Wiikwemkoong First Nation, Ontario Canada

Introduction to Wiikwemkoong First Nation, Ontario

The Wiikwemkoong First Nation is a prominent First Nation located on Manitoulin Island in Northern Ontario. Known as the Wiikwemkoong Unceded Territory, or simply 'Wiky', this First Nation reserve is situated in the northeast of Manitoulin Island in the Manitoulin District of Ontario, Canada. Wiikwemkoong is an unceded Indigenous reserve, meaning it has not relinquished title to its land to the government by treaty or otherwise. The local Ojibwe placename is wiikwemkong, which translates to 'bay with a gently sloping bottom'. The reserve was formerly known as Manitoulin Unceded Indian Reserve, but the Wiikwemkoong Band changed it to Wikwemikong Unceded Indian Reserve on August 20, 1968. The reserve is home to the Ojibwa, Odawa, and Potawatomi peoples under the Council of Three Fires.

Geography of Wiikwemkoong First Nation, Ontario

Wiikwemkoong occupies a large peninsula on the eastern end of Manitoulin Island, connected to the rest of the island by an isthmus separating South Bay from Manitowaning Bay. The reserve's primary access is via Wiikwemkoong Way, which continues off the reserve as Cardwell Street and connects to Highway 6 at Manitowaning.
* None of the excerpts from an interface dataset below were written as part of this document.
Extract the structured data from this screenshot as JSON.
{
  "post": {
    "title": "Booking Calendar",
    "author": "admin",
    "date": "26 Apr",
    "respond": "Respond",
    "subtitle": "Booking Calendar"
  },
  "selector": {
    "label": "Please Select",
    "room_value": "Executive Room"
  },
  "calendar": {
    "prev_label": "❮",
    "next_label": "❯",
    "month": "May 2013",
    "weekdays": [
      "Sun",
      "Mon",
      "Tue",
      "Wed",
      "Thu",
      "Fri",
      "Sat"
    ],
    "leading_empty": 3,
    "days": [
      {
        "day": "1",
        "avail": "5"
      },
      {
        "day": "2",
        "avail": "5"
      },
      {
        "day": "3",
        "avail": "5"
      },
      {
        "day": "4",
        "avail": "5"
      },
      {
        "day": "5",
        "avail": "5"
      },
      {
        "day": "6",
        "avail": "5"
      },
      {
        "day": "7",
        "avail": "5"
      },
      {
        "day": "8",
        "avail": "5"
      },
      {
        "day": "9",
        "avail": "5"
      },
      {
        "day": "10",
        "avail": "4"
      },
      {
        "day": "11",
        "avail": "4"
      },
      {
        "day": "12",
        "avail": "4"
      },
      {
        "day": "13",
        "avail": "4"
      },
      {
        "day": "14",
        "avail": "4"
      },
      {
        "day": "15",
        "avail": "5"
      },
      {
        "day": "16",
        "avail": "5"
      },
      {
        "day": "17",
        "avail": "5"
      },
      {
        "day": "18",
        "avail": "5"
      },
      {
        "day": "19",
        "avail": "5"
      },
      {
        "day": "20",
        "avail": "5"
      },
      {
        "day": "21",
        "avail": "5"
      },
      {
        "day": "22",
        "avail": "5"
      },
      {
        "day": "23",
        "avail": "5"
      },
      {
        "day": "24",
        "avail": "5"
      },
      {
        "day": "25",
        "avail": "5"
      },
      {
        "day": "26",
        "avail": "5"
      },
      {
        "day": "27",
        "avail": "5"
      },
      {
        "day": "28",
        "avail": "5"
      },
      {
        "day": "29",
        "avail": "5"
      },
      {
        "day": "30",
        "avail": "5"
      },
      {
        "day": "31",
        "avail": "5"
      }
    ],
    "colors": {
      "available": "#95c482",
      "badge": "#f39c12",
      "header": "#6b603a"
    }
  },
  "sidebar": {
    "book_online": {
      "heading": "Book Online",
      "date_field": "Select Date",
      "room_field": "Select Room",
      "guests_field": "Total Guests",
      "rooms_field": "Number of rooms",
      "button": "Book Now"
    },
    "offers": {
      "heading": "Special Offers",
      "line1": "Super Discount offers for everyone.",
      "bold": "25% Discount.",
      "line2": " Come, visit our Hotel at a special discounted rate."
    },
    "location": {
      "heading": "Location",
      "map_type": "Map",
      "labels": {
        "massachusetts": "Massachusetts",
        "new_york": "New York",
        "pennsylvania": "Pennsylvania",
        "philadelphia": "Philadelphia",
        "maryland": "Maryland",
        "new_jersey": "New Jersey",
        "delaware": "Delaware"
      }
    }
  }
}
The reserve has a land area of 412.97 km2 (159 sq mi) and is the fifth-largest Indian reserve in Canada by area. It is bordered on its west by Assiginack township, by which the peninsula is connected to the rest of Manitoulin Island. The Point Grondine Park, located on the mainland near Killarney, also belongs to the Wiikwemkoong band.

History of Wiikwemkoong First Nation, Ontario

From 1836 to 1862, a considerable portion of Manitoulin Island was set aside as the "Manitoulin Island Indian Reserve" under the Bond Head Treaty. In 1850, William B. Robinson proposed that First Nations reserves be created on the Crown Land acquired through treaties. These Reserves were intended to be the answer to what the immigrant settlers needed for land settlement. First Nation peoples would be set apart on reserves from the new settlers. In 1862, most of the islands were again ceded to the government of Canada under the MacDougall Treaty for new settlement by non-natives. However, two bands which occupied the land that now comprises Wiikwemkoong claimed that the bands that signed the Treaty did not represent them, and thus continued to exist as a remnant of the Manitoulin Island Indian Reserve.

Communities in Wiikwemkoong First Nation, Ontario

In addition to the primary settlement at Wiikwemkoong, smaller settlements on the reserve include Buzwah, Kaboni, Murray Hill, South Bay, Two O'Clock, Wabozominissing and Wikwemikonsing. The reserve is served by five churches and two elementary schools, Wasse Abin Junior School and Wasse Abin Pontiac School, and Wasse Abin High School. Two health clinics, Nadmadwin Mental Health Clinic and Wiikwemkoong Health Centre, provide basic services.

Transportation in Wiikwemkoong First Nation, Ontario

Wiikwemkoong Way is the key route in the communities and connects with Ontario Highway 6. The closest airport is Manitowaning/Manitoulin East Municipal Airport in Manitowaning, Ontario. Ontario Northland operates a twice daily bus that connects to other places on Manitouland Island as well as the nearest major city, Sudbury, Ontario.

Culture of Wiikwemkoong First Nation, Ontario

The reserve is home to the Wiikwemkoong Cultural Festival (Wiikwemkoong Pow-Wow) which is held annually every Civic Holiday weekend (first weekend in August). This annual event is touted as the largest and oldest pow-wow in Eastern Canada. Wiikwemkoong is also home to a professional theatre company, De-ba-jeh-mu-jig Theatre Group, which stages and produces plays about First Nations life and culture, within the missions ruins next to Holy Cross Church.